--- Problem requirements ---
A verbatim copy of the listing is what is needed, minus any pictures.

--- Records for the exercise ---
......

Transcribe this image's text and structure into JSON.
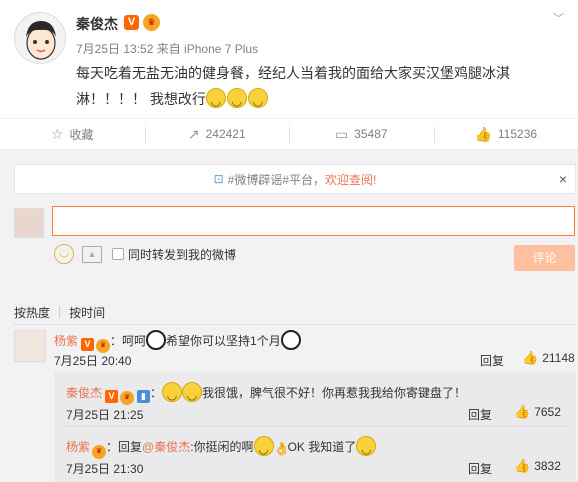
{
  "post": {
    "author": "秦俊杰",
    "verified_badge": "V",
    "meta": "7月25日 13:52 来自 iPhone 7 Plus",
    "content_line1": "每天吃着无盐无油的健身餐，经纪人当着我的面给大家买汉堡鸡腿冰淇",
    "content_line2": "淋！！！！ 我想改行",
    "emoji_count": 3,
    "menu_icon": "chevron-down-icon"
  },
  "actions": [
    {
      "icon": "star-icon",
      "label": "收藏"
    },
    {
      "icon": "share-icon",
      "label": "242421"
    },
    {
      "icon": "comment-icon",
      "label": "35487"
    },
    {
      "icon": "like-icon",
      "label": "115236"
    }
  ],
  "notice": {
    "prefix": "#微博辟谣#平台，",
    "link": "欢迎查阅!",
    "close": "×"
  },
  "composer": {
    "input_value": "",
    "checkbox_label": "同时转发到我的微博",
    "submit_label": "评论"
  },
  "sort": {
    "hot": "按热度",
    "time": "按时间"
  },
  "comments": [
    {
      "name": "杨紫",
      "text_before": "：呵呵",
      "text_after": "希望你可以坚持1个月",
      "time": "7月25日 20:40",
      "reply": "回复",
      "likes": "21148"
    }
  ],
  "replies": [
    {
      "name": "秦俊杰",
      "text": "我很饿，脾气很不好！你再惹我我给你寄键盘了！",
      "time": "7月25日 21:25",
      "reply": "回复",
      "likes": "7652"
    },
    {
      "name": "杨紫",
      "text_before": "：回复",
      "mention": "@秦俊杰",
      "text_mid": ":你挺闲的啊",
      "text_after": "OK 我知道了",
      "time": "7月25日 21:30",
      "reply": "回复",
      "likes": "3832"
    }
  ],
  "colors": {
    "accent": "#eb7350",
    "input_border": "#fa7d3c",
    "submit_disabled": "#ffc09f",
    "comment_bg": "#f2f2f5"
  }
}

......

--- Response to the task ---
Transcribe this image's text and structure into JSON.
{
  "post": {
    "author": "秦俊杰",
    "verified_badge": "V",
    "meta": "7月25日 13:52 来自 iPhone 7 Plus",
    "content_line1": "每天吃着无盐无油的健身餐，经纪人当着我的面给大家买汉堡鸡腿冰淇",
    "content_line2": "淋！！！！ 我想改行",
    "emoji_count": 3,
    "menu_icon": "chevron-down-icon"
  },
  "actions": [
    {
      "icon": "star-icon",
      "label": "收藏"
    },
    {
      "icon": "share-icon",
      "label": "242421"
    },
    {
      "icon": "comment-icon",
      "label": "35487"
    },
    {
      "icon": "like-icon",
      "label": "115236"
    }
  ],
  "notice": {
    "prefix": "#微博辟谣#平台，",
    "link": "欢迎查阅!",
    "close": "×"
  },
  "composer": {
    "input_value": "",
    "checkbox_label": "同时转发到我的微博",
    "submit_label": "评论"
  },
  "sort": {
    "hot": "按热度",
    "time": "按时间"
  },
  "comments": [
    {
      "name": "杨紫",
      "text_before": "：呵呵",
      "text_after": "希望你可以坚持1个月",
      "time": "7月25日 20:40",
      "reply": "回复",
      "likes": "21148"
    }
  ],
  "replies": [
    {
      "name": "秦俊杰",
      "text": "我很饿，脾气很不好！你再惹我我给你寄键盘了！",
      "time": "7月25日 21:25",
      "reply": "回复",
      "likes": "7652"
    },
    {
      "name": "杨紫",
      "text_before": "：回复",
      "mention": "@秦俊杰",
      "text_mid": ":你挺闲的啊",
      "text_after": "OK 我知道了",
      "time": "7月25日 21:30",
      "reply": "回复",
      "likes": "3832"
    }
  ],
  "colors": {
    "accent": "#eb7350",
    "input_border": "#fa7d3c",
    "submit_disabled": "#ffc09f",
    "comment_bg": "#f2f2f5"
  }
}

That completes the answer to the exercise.